Harvard University, Cambridge
Assistant Professor of Visual and Environmental Studies and of History of Art and Architecture
Department of Visual and Environmental Studies
Lambert-Beatty is an art historian whose research focuses on art since 1960, especially performance and video. She received her PhD from Stanford University in 2002, and has been a fellow at the Whitney Museum of American Art Independent Study Program and the Getty Research Institute. Her writing on performance art, postmodern dance, and minimalism has been published in exhibition catalogs and in journals such as Trans, Art Journal, and October magazine, of which she has been an editor since 2008. Her book Being Watched: Yvonne Rainer and the 1960s (MIT Press, 2008) was the 2008 winner of the de la Torre prize for scholarship on dance. Lambert-Beatty is working on a new project on recent intersections of art and activism, parts of which have been published in the journal Signs (Winter 2008) and October (Summer 2009).
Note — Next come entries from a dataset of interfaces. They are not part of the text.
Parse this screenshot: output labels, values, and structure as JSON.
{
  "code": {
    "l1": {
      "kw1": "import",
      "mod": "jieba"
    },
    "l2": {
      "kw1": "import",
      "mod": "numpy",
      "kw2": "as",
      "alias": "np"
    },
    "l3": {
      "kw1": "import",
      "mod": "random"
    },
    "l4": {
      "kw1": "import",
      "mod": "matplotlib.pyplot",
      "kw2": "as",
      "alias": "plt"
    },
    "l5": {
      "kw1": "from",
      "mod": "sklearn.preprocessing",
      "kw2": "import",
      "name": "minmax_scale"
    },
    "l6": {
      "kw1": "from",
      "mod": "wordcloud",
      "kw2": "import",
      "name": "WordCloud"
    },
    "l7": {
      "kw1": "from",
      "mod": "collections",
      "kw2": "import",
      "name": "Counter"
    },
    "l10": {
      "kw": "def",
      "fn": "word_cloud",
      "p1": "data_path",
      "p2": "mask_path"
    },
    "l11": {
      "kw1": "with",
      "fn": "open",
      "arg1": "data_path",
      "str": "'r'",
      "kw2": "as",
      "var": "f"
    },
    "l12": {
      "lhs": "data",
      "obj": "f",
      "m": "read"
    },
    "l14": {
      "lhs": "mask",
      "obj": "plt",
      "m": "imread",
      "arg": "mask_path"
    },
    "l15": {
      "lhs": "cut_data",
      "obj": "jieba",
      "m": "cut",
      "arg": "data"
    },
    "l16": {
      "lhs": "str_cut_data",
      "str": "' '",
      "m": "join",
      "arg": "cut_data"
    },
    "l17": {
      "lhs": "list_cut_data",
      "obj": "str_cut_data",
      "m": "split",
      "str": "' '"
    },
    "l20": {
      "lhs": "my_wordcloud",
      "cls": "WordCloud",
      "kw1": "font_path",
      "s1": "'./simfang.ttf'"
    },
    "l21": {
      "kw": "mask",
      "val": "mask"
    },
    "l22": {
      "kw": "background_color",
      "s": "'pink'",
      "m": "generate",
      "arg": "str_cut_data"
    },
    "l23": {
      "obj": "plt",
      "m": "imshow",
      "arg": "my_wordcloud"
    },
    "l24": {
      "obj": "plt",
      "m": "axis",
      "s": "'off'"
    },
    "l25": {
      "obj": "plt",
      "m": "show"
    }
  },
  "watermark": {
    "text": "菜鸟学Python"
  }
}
was the Editor-in-Chief of Artforum throughout the 1990s (1992-2003) and the founding editor of Artforum's sister publication, Bookforum, where he was editor from 1996 to 1998. He is currently Editor-at-Large of Artforum and a freelance critic and curator. Bankowsky has served on the juries of Takashi Murakami's GEISAI art fair and the Venice Biennale, and his controversial contemporary survey exhibition, "Pop Life: Art in a Material World," (co-curated with Alison Gingeras and Catherine Wood) is scheduled to open at Tate Modern in the fall of 2009. A visiting scholar at Yale University in the fall of 2004 and 2005, and at UCLA in 2008, he has lectured extensively on contemporary art. Recent writings have addressed the art of David Hammons, Louise Lawler, Jason Rhoades, and Richard Prince. Bankowsky's essay "Ciao Rensselaerville," on the latter artist's work, appears in the catalogue of his 2007 Solomon R. Guggenheim Museum retrospective.